Read up on anger! We strongly recommend Anger Management by Swati Y. Bhave and Sunil Saini. They explain origins of anger in much more detail and explain there is no shame in seeking professional help for anger management.

The book can be found online, completely free as a PDF download.


This article was researched and written by the talented Dark Coffee Content Producer & Researcher, Lucy Williams!

(Including the impressive reference list, of course!)




[1] Izard, C. E. (1977). Human Emotions. New York: Plenum.


[2] Berkowitz, L. (1983). ‘The Experience of Anger as a Parallel Process in the Display of Impulsive, “Angry” Aggression’, in R. G. Geen and E. I. Donnerstein (eds). Aggression: Theoretical and Empirical Reviews, (Vol. 1). New York: Academic Press.

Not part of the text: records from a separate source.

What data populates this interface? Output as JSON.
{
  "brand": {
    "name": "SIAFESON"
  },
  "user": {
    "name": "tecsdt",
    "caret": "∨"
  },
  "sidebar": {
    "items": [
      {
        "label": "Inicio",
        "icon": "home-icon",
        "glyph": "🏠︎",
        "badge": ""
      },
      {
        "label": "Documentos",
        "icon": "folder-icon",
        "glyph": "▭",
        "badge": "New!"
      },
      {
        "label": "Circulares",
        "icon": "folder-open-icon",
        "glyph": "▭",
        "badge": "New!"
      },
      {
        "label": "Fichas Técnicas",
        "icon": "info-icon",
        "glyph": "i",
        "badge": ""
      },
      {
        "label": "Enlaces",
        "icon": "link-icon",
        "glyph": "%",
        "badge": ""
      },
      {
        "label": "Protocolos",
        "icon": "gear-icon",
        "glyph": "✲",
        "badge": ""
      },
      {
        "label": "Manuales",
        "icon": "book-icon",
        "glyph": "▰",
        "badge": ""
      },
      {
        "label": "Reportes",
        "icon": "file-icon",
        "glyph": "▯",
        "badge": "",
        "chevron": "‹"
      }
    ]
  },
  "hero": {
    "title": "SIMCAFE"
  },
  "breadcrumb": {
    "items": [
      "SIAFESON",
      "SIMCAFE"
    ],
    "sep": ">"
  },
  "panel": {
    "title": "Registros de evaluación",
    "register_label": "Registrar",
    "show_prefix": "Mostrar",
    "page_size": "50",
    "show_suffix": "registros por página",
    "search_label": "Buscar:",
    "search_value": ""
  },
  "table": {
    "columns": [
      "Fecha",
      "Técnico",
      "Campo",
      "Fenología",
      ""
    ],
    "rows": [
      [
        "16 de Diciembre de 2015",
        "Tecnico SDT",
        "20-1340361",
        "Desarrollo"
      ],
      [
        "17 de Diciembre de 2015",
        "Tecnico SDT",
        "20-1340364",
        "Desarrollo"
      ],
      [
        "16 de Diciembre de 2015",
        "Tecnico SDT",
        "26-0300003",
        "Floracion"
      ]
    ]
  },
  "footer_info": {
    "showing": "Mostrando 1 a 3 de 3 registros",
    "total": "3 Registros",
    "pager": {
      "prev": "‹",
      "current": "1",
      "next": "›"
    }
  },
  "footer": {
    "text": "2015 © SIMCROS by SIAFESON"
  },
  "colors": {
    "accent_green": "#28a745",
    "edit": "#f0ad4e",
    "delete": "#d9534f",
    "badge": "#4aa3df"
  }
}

[3] Dollard, J., Doob, L., Miller, N., Mowrer, O. H., and Sears, R. R. (1939). Frustration and Aggression. New Haven, Conn: Yale University Press.


[4] Eastman, M., and Rozen, S. C. (1994). Taming the Dragon in Your Child. New York, NY: John Wiley and Sons, Inc.


[5] Obstaz, M. (2008). ‘Eight Types of Anger’, Available online at


[6] Helmers, K. F., Baker, B., O’Kelly, B., and Tobe, S. (2000). ‘Anger Expression, Gender, and Ambulatory Blood Pressure in Mild, Unmedicated Adults with Hypertension’, Annals of Behavioural Medicine, 22: 60–64.


[7] Davidson, K., MacGregor, M. W., Stuhr, J., Dixon, K., and MacLean, D. (2000). ‘Constructive Anger: Verbal Behavior Predicts Blood Pressure in a Population Sample’, Health Psychology,19: 55–64.


[8] Jenkins, J. M., Smith, M. A., and Graham, P. (1989). ‘Coping with Parental Quarrels’, Journal of the American Academy of Child and Adolescent Psychiatry, 28: 182–89.


[9] Rathschlag, M., & Memmert, D. (2013). The Influence of Self-Generated Emotions on Physical Performance: An Investigation of Happiness, Anger, Anxiety, and Sadness.  Journal of Sport and Exercise Psychology, 35(2), 197-210. doi: